The required lines are those that contain "description"; pull them out of the data and copy them.

[INFORMATION Boundary: Start]

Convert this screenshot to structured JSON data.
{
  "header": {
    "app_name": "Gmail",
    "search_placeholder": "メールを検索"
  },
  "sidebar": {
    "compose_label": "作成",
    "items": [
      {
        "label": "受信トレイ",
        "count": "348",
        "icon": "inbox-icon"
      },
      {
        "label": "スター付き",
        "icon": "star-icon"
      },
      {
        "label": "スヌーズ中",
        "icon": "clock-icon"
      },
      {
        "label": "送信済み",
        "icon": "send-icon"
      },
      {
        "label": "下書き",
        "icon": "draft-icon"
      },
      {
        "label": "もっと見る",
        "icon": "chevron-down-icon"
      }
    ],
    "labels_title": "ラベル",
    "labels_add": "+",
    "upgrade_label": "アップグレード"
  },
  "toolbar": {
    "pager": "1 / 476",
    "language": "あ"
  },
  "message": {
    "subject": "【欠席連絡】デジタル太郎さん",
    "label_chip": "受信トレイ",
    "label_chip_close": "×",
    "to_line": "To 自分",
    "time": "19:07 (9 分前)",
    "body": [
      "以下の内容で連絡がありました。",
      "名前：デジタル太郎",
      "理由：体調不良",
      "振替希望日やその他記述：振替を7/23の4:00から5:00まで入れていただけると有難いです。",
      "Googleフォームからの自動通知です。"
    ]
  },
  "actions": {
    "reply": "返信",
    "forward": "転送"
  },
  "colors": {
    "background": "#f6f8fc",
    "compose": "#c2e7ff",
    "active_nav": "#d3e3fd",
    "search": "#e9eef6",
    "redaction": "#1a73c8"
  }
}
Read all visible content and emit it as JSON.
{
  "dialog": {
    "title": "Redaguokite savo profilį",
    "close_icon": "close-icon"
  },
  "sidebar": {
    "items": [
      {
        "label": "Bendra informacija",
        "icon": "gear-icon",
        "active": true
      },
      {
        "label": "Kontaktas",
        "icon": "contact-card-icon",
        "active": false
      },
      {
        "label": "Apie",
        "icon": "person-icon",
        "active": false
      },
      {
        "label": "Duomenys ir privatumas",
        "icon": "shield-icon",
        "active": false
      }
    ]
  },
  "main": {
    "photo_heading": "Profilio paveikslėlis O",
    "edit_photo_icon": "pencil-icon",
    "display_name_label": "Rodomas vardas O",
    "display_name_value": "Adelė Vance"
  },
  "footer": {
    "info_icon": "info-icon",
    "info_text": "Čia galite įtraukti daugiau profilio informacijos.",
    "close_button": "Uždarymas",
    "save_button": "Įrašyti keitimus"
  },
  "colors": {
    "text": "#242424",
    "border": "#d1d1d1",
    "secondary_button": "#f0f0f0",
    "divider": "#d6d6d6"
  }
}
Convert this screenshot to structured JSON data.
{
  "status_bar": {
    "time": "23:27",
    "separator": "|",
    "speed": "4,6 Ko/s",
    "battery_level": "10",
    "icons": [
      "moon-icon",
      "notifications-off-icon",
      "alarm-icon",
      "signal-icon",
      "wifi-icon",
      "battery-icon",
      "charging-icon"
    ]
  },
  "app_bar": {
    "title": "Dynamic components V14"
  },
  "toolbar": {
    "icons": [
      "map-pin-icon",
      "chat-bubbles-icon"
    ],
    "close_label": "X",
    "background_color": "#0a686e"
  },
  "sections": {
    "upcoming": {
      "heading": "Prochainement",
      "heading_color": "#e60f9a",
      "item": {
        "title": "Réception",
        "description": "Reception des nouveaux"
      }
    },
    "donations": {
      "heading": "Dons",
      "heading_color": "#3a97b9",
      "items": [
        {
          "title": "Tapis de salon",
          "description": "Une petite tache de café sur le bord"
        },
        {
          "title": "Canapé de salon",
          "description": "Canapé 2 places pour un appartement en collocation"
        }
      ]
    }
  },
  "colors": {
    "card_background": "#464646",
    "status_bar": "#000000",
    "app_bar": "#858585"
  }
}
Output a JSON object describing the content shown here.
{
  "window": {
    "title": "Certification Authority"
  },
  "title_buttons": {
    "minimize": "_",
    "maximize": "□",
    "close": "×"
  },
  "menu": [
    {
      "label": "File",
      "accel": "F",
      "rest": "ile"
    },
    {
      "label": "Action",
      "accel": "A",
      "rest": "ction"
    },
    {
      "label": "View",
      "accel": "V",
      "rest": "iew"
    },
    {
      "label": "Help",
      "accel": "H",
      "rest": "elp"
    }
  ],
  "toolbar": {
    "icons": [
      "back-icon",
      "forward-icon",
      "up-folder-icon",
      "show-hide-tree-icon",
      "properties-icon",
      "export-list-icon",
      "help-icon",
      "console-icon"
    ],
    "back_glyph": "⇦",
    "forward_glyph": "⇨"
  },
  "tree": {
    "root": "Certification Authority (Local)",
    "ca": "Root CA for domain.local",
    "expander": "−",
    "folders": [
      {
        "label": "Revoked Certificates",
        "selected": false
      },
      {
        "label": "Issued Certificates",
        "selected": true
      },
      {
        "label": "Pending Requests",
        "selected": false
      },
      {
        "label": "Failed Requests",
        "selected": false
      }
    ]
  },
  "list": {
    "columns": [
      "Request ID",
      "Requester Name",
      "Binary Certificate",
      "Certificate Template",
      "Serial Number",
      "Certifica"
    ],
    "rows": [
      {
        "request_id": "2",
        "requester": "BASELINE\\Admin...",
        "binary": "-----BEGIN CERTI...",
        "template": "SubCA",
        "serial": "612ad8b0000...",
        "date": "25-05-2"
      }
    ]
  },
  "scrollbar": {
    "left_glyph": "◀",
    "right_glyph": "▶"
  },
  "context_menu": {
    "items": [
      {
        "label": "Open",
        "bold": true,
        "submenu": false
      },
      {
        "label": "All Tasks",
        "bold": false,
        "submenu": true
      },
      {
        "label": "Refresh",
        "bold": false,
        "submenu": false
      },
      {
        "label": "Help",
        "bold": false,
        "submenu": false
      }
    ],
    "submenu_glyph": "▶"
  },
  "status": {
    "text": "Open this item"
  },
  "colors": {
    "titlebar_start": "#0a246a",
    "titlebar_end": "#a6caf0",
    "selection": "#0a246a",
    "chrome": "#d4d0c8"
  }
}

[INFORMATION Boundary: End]

> **RESPONSE BOX**
        "description": "Reception des nouveaux"
          "description": "Une petite tache de café sur le bord"
          "description": "Canapé 2 places pour un appartement en collocation"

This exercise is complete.